Is a "Spectral Tilt Filter" the best way to get an arbitrary slope and cutoff LPF?

I need an arbitrary slope audio LPF for which both the cutoff frequency and slope in dB/oct can be smoothly modulated in real time.

Is the "Spectral Tilt Filter" described by Julius Smith the correct or best way to do this?

https://ccrma.stanford.edu/~jos/spectilt/

https://ccrma.stanford.edu/~jos/spectilt/spectilt.pdf If so has anyone implemented this in C++ before or would it be hard to do?

• Exponentially distributed poles and zeros are what Corsini and Saletti used in their filters. See this link for the reference: dsp.stackexchange.com/a/56820/41790
– Ed V
Feb 15 '20 at 19:36

yeah, that's the way we've been doing pink noise filters (or "pinking filters") since the 80s.

if you ignore edge effects it's made by alternating these pole functions:

$$\log|H_{2k}(j\omega)| = -\tfrac12 \log\left( 1 + (\tfrac{\omega}{p_k})^2 \right)$$

and these zero functions:

$$\log|H_{2k+1}(j\omega)| = \tfrac12 \log\left( 1 + (\tfrac{\omega}{q_k})^2 \right)$$

and the total frequency response is

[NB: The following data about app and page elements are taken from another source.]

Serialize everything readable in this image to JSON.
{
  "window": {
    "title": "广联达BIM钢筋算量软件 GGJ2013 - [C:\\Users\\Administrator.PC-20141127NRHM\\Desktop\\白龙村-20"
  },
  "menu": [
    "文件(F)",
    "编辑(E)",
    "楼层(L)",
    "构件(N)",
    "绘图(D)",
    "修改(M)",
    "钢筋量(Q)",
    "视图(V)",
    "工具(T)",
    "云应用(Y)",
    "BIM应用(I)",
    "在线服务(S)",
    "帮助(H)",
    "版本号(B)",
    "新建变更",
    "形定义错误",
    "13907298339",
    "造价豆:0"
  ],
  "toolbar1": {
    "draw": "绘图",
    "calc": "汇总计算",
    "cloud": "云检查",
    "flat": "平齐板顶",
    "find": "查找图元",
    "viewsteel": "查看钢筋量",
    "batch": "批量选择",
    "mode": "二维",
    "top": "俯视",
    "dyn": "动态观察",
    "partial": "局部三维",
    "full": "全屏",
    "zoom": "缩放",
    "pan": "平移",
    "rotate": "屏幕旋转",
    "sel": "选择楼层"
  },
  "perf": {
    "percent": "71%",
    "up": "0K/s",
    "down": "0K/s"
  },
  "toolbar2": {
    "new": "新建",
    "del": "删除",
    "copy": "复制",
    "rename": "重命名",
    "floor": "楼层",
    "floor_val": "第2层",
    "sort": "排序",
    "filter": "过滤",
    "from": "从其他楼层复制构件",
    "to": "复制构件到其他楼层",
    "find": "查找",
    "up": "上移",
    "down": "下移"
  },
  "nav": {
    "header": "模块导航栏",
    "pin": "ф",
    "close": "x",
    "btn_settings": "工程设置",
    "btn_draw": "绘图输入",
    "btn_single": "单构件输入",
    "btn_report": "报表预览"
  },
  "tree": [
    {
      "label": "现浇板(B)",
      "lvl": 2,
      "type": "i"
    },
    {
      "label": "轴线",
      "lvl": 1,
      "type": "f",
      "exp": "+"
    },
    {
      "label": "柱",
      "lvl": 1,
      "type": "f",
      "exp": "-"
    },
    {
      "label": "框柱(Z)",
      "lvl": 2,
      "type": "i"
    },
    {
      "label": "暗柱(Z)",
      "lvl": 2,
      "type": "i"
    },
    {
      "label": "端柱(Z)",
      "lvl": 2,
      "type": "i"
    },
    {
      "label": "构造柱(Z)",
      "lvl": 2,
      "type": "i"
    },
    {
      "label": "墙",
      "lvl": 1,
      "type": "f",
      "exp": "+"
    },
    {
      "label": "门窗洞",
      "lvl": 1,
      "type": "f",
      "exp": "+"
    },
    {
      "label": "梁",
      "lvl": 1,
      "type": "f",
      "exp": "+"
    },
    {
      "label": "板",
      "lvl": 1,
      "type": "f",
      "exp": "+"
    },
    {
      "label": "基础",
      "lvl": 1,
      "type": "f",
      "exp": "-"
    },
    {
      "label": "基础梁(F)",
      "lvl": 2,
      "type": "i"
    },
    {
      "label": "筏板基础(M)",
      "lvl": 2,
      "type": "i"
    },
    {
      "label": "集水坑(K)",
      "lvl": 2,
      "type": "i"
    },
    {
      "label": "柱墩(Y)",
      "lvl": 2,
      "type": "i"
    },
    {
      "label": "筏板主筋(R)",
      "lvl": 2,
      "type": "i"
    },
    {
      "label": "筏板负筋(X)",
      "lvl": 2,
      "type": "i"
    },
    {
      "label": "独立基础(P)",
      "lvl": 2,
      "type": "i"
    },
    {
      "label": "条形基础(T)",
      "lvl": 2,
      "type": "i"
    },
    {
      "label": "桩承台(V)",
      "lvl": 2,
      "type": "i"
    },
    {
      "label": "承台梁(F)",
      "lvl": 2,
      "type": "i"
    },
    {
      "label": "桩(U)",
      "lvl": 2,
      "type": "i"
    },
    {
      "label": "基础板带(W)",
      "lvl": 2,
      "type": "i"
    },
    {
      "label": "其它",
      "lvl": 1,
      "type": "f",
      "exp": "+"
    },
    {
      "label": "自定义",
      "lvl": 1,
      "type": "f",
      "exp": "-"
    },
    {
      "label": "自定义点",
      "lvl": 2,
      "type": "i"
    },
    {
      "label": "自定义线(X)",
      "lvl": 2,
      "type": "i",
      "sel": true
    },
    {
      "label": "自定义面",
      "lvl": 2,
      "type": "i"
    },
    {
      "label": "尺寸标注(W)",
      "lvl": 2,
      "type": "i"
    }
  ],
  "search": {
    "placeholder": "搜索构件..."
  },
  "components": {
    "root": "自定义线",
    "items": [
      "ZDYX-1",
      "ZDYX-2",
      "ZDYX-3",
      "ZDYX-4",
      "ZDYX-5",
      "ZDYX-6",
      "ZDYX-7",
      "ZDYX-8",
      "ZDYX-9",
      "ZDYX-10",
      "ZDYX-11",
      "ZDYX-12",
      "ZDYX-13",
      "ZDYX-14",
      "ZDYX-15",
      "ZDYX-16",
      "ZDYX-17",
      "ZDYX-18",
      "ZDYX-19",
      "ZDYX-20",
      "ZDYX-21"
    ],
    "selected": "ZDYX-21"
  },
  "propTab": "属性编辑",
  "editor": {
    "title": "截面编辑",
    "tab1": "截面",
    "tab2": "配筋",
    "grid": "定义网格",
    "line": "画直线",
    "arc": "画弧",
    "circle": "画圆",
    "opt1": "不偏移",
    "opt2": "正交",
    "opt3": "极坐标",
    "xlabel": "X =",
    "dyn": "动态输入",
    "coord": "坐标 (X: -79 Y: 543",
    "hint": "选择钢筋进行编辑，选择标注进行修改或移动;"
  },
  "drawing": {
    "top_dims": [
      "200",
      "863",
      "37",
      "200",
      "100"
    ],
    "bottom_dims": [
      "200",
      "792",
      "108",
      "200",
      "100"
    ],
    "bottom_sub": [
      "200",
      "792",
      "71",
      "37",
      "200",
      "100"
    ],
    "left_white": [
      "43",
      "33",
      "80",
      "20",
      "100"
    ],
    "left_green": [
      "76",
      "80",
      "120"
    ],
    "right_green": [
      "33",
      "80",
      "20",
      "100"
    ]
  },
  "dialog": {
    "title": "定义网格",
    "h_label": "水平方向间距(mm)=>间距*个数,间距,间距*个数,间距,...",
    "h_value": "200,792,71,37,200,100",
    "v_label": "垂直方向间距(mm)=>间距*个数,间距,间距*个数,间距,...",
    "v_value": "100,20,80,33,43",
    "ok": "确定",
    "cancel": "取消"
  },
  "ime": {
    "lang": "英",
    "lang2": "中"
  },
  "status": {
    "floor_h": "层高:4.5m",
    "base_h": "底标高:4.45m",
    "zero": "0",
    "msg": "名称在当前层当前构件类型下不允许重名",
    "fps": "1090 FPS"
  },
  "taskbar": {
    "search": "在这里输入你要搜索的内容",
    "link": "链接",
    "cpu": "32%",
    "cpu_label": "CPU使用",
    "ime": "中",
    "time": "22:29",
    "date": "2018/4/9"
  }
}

$$\log|H(j\omega)| = \sum_n \log|H_{n}(j\omega)|$$

(this is not done yet)